The Pennsylvania data set proved to be more robust. Almost all of the Use and Lose charges were for purchase, consumption, possession or transportation of alcohol. Unlike Missouri, DWI is not a Use and Lose law charge in Pennsylvania. However, it was found that about one-half of the Use and Lose charges were made in the context of a DWI arrest. That is, the driving records showed a DWI arrest and license action stemming from an arrest on the same date as the arrest on the Use and Lose charge. The other one-half of the cases were not DWI associated. About one-third of all of the cases did not undergo license action.
The Pennsylvania records did not indicate if and when a suspended or revoked license had been reinstated, so the actual term of the license suspension could not be determined. Nominally in the state, DWI carries a 1-year license suspension for a first offense conviction. However, Pennsylvania has an Accelerated Rehabilitation Disposition under which the court can order license withdrawal for a period of 1 to 12 months. As noted, a first offense Use and Lose conviction carries a 90 day license suspension or delay in licensing. It is possible, therefore, that some of those undergoing a Use and Lose suspension not associated with a DWI event may actually have been suspended for a longer period than some of those that were associated with DWI. It is most likely, however, that the average suspension length in the DWI associated group was greater than in the Use and Lose suspended group.
The results in Pennsylvania showed that those who underwent a license action were statistically less likely to receive a subsequent traffic violation conviction. The DWI associated group was the least likely to have a subsequent conviction, followed by the Use and Lose and the "other reason" suspended groups, compared to the group that had no driver's license action. Regarding subsequent crashes, the Use and Lose suspended group was the least likely to have a subsequent crash followed by the DWI associated group. The "other reason" suspended group did not differ significantly from the no license action group. These outcomes can be summarized as follows:

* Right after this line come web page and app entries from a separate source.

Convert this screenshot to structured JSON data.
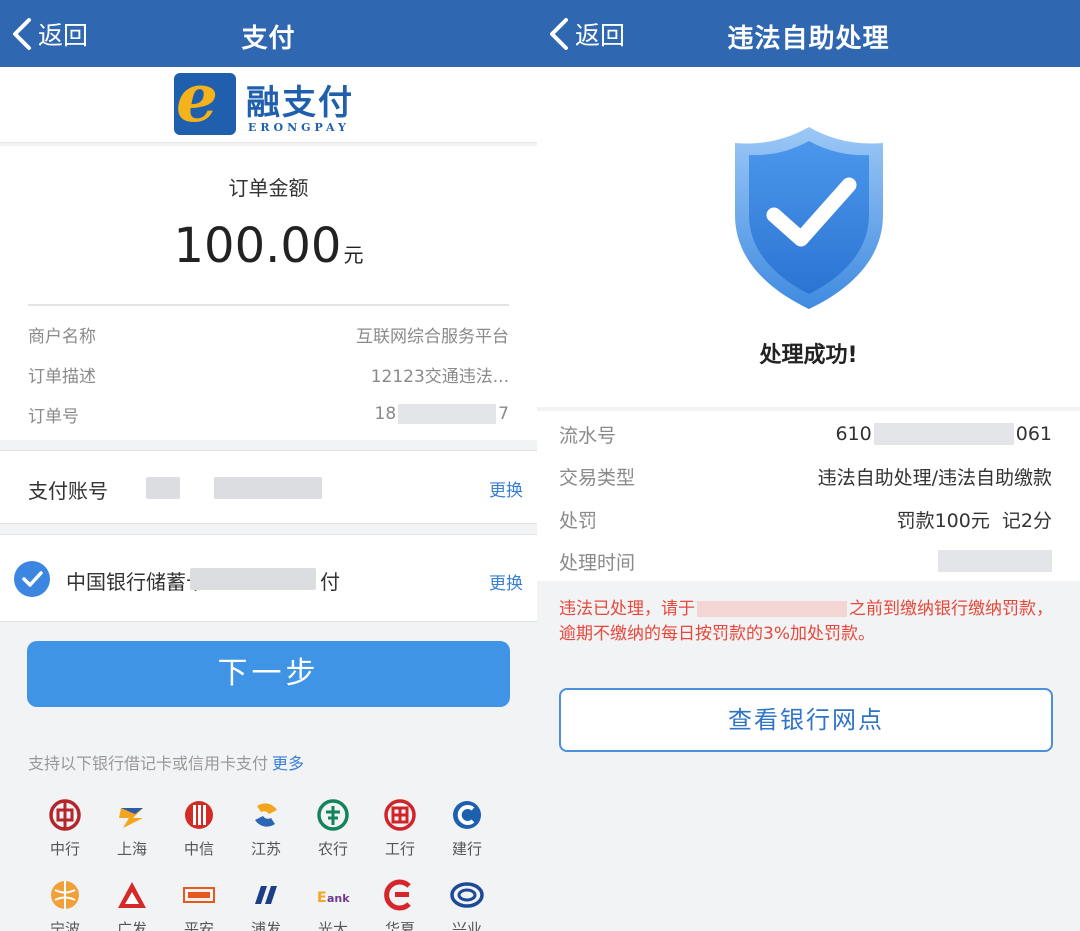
{
  "left": {
    "nav": {
      "back_label": "返回",
      "title": "支付"
    },
    "logo": {
      "mark": "e",
      "cn": "融支付",
      "en": "ERONGPAY"
    },
    "order": {
      "label": "订单金额",
      "amount": "100.00",
      "unit": "元"
    },
    "info": [
      {
        "key": "商户名称",
        "value": "互联网综合服务平台"
      },
      {
        "key": "订单描述",
        "value": "12123交通违法..."
      },
      {
        "key": "订单号",
        "value_prefix": "18",
        "value_suffix": "7"
      }
    ],
    "account": {
      "label": "支付账号",
      "change_label": "更换"
    },
    "bank": {
      "name": "中国银行储蓄卡",
      "suffix": "付",
      "change_label": "更换",
      "checked": true
    },
    "next_button": "下一步",
    "support": {
      "text": "支持以下银行借记卡或信用卡支付",
      "more": "更多"
    },
    "banks": [
      {
        "name": "中行",
        "icon": "boc-icon",
        "color": "#b3262c"
      },
      {
        "name": "上海",
        "icon": "bosc-icon",
        "color": "#f2a51d"
      },
      {
        "name": "中信",
        "icon": "citic-icon",
        "color": "#d22c26"
      },
      {
        "name": "江苏",
        "icon": "jsb-icon",
        "color": "#2a66b3"
      },
      {
        "name": "农行",
        "icon": "abc-icon",
        "color": "#13845b"
      },
      {
        "name": "工行",
        "icon": "icbc-icon",
        "color": "#d0242a"
      },
      {
        "name": "建行",
        "icon": "ccb-icon",
        "color": "#1e5fb0"
      },
      {
        "name": "宁波",
        "icon": "nbcb-icon",
        "color": "#f1a03a"
      },
      {
        "name": "广发",
        "icon": "cgb-icon",
        "color": "#d42a2a"
      },
      {
        "name": "平安",
        "icon": "pingan-icon",
        "color": "#e8581c"
      },
      {
        "name": "浦发",
        "icon": "spdb-icon",
        "color": "#1b3e85"
      },
      {
        "name": "光大",
        "icon": "ceb-icon",
        "color": "#6f3a8e"
      },
      {
        "name": "华夏",
        "icon": "hxb-icon",
        "color": "#d6252b"
      },
      {
        "name": "兴业",
        "icon": "cib-icon",
        "color": "#1c4a97"
      }
    ]
  },
  "right": {
    "nav": {
      "back_label": "返回",
      "title": "违法自助处理"
    },
    "success_text": "处理成功!",
    "details": [
      {
        "key": "流水号",
        "value_prefix": "610",
        "value_suffix": "061"
      },
      {
        "key": "交易类型",
        "value": "违法自助处理/违法自助缴款"
      },
      {
        "key": "处罚",
        "value": "罚款100元  记2分"
      },
      {
        "key": "处理时间"
      }
    ],
    "notice": {
      "part1": "违法已处理，请于",
      "part2": "之前到缴纳银行缴纳罚款，逾期不缴纳的每日按罚款的3%加处罚款。"
    },
    "bank_button": "查看银行网点"
  },
  "colors": {
    "nav_bg": "#2f67b1",
    "accent": "#3f94e6",
    "link": "#3a7fd6",
    "warning": "#e8473a"
  }
}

Males more so than females, and younger more so than older drivers, were found to have subsequent violations irrespective of license action. No gender differences were found regarding subsequent crashes (OR and HR were not significant). Age differences were not significant in the odds of having a subsequent crash (OR was not significant), but marginally significant in the likelihood of having a first subsequent crash (HR was significant). The outcome regarding violations is consistent with the general view that young males are among the highest risk driver groups. Motor vehicle crashes are relatively rare events compared to traffic violations. The outcomes regarding subsequent crashes are directionally the same as for violations. Whether an unequivocal effect would have been detected if a much larger sample was available remains conjecture, however.
Young persons examined in the present study had been arrested on charges of alcohol and substance abuse, often including DWI. In both states, the majority of these persons had traffic violation convictions prior to the input arrest and a large minority had a previous action taken against their driver's license. Also in Pennsylvania, about one in four had a previous motor vehicle crash.

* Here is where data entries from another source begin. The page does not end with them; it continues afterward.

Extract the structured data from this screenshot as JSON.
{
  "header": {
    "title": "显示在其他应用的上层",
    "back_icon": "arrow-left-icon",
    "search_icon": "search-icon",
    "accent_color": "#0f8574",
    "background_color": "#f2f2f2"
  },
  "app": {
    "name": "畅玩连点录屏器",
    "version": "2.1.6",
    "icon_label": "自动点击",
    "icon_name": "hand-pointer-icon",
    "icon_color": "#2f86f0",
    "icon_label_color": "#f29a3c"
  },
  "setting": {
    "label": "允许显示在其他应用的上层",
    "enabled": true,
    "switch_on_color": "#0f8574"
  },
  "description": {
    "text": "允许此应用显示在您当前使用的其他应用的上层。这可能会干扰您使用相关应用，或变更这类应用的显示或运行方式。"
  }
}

These circumstances suggest that the study population was a high risk one from the highway safety point of view. The findings in Pennsylvania that license actions taken against this group do lead to fewer subsequent traffic violations and crashes provides additional evidence that the withdrawal of driving privileges is an effective driver control measure. While the study findings do not comment on the possible deterrent effects of Use and Lose laws on substance abuse by young persons, the application of license actions do lead to fewer subsequent traffic violations and crashes by this high risk group.